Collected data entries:
#####

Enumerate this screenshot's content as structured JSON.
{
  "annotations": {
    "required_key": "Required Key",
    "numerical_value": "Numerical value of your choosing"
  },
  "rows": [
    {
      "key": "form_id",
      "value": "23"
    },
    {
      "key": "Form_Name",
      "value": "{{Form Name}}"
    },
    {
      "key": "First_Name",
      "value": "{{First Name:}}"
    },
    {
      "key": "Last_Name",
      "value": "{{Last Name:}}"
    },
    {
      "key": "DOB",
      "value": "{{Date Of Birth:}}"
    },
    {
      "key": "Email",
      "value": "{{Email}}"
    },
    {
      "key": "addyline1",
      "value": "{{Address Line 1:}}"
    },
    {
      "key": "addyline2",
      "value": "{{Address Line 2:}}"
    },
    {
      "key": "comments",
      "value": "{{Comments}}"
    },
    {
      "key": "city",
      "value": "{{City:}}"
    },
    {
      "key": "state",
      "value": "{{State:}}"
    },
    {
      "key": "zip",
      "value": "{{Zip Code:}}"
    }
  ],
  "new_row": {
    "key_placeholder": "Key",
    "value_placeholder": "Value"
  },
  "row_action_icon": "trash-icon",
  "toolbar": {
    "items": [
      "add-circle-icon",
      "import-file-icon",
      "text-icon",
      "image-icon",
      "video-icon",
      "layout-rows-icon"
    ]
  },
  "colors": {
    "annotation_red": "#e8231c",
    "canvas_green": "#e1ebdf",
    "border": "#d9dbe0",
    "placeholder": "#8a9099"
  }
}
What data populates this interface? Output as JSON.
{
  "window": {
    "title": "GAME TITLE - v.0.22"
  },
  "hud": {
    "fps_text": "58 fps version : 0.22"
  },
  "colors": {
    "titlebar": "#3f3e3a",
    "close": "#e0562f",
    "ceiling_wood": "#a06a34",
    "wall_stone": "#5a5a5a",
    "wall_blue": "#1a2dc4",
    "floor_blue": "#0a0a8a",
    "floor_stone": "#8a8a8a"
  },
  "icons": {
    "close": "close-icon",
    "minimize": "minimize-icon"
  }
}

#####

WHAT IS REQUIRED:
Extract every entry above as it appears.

WORKED SOLUTION:
Enumerate this screenshot's content as structured JSON.
{
  "annotations": {
    "required_key": "Required Key",
    "numerical_value": "Numerical value of your choosing"
  },
  "rows": [
    {
      "key": "form_id",
      "value": "23"
    },
    {
      "key": "Form_Name",
      "value": "{{Form Name}}"
    },
    {
      "key": "First_Name",
      "value": "{{First Name:}}"
    },
    {
      "key": "Last_Name",
      "value": "{{Last Name:}}"
    },
    {
      "key": "DOB",
      "value": "{{Date Of Birth:}}"
    },
    {
      "key": "Email",
      "value": "{{Email}}"
    },
    {
      "key": "addyline1",
      "value": "{{Address Line 1:}}"
    },
    {
      "key": "addyline2",
      "value": "{{Address Line 2:}}"
    },
    {
      "key": "comments",
      "value": "{{Comments}}"
    },
    {
      "key": "city",
      "value": "{{City:}}"
    },
    {
      "key": "state",
      "value": "{{State:}}"
    },
    {
      "key": "zip",
      "value": "{{Zip Code:}}"
    }
  ],
  "new_row": {
    "key_placeholder": "Key",
    "value_placeholder": "Value"
  },
  "row_action_icon": "trash-icon",
  "toolbar": {
    "items": [
      "add-circle-icon",
      "import-file-icon",
      "text-icon",
      "image-icon",
      "video-icon",
      "layout-rows-icon"
    ]
  },
  "colors": {
    "annotation_red": "#e8231c",
    "canvas_green": "#e1ebdf",
    "border": "#d9dbe0",
    "placeholder": "#8a9099"
  }
}
What data populates this interface? Output as JSON.
{
  "window": {
    "title": "GAME TITLE - v.0.22"
  },
  "hud": {
    "fps_text": "58 fps version : 0.22"
  },
  "colors": {
    "titlebar": "#3f3e3a",
    "close": "#e0562f",
    "ceiling_wood": "#a06a34",
    "wall_stone": "#5a5a5a",
    "wall_blue": "#1a2dc4",
    "floor_blue": "#0a0a8a",
    "floor_stone": "#8a8a8a"
  },
  "icons": {
    "close": "close-icon",
    "minimize": "minimize-icon"
  }
}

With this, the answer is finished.